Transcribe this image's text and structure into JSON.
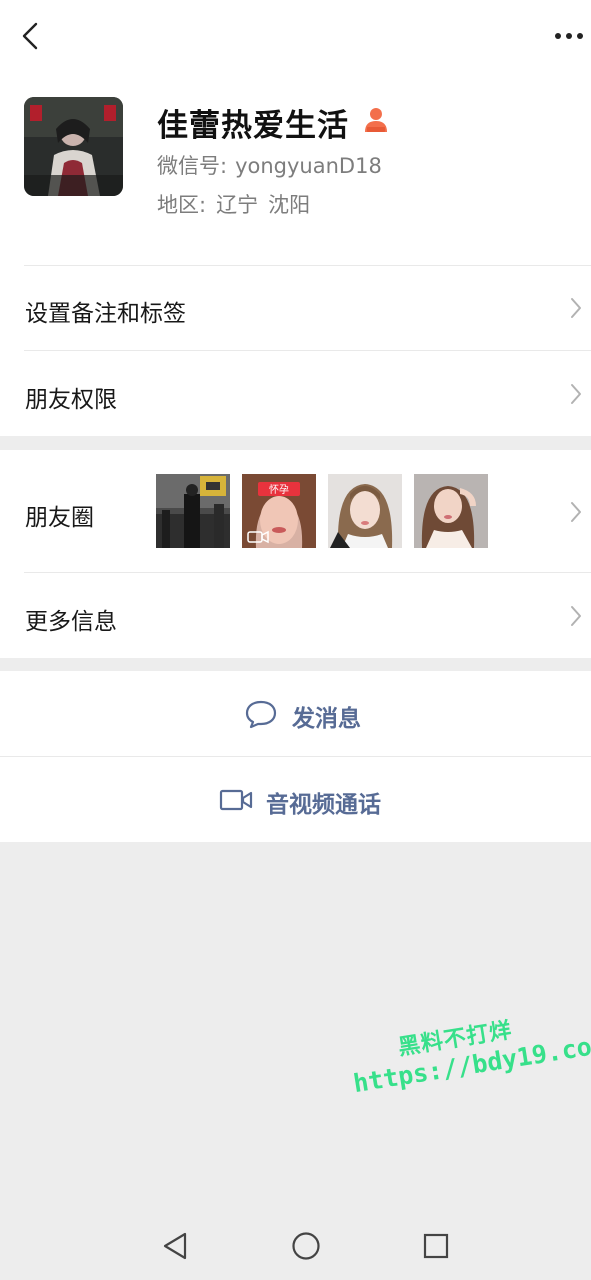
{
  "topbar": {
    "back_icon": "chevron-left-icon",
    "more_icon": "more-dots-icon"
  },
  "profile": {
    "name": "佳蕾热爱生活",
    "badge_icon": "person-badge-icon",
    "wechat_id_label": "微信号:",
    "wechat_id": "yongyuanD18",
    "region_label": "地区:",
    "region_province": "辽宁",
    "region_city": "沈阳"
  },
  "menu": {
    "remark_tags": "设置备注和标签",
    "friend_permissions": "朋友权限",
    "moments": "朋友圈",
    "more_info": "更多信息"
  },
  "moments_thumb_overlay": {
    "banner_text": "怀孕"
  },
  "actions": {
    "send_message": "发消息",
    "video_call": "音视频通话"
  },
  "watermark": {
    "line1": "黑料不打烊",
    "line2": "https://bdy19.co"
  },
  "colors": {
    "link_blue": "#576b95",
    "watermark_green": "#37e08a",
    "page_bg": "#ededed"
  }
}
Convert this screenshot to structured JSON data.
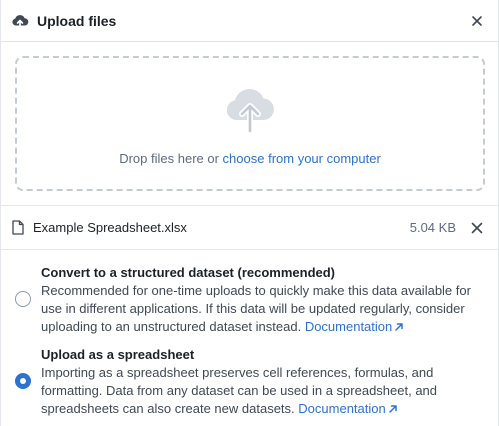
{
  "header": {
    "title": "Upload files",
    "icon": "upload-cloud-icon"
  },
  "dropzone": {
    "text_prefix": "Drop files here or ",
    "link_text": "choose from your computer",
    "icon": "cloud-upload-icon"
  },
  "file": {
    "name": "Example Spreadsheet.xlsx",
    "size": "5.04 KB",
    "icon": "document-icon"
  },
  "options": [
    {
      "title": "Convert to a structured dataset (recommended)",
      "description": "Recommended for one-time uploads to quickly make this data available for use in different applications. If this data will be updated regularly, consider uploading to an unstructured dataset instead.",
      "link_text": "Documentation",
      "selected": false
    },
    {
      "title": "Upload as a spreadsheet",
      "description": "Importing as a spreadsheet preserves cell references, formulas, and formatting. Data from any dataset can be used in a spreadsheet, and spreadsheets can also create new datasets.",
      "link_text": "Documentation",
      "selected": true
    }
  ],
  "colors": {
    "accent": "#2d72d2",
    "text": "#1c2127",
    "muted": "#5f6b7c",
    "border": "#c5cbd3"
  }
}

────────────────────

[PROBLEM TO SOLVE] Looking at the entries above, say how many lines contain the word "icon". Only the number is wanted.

[EXERCISE ANSWER] 6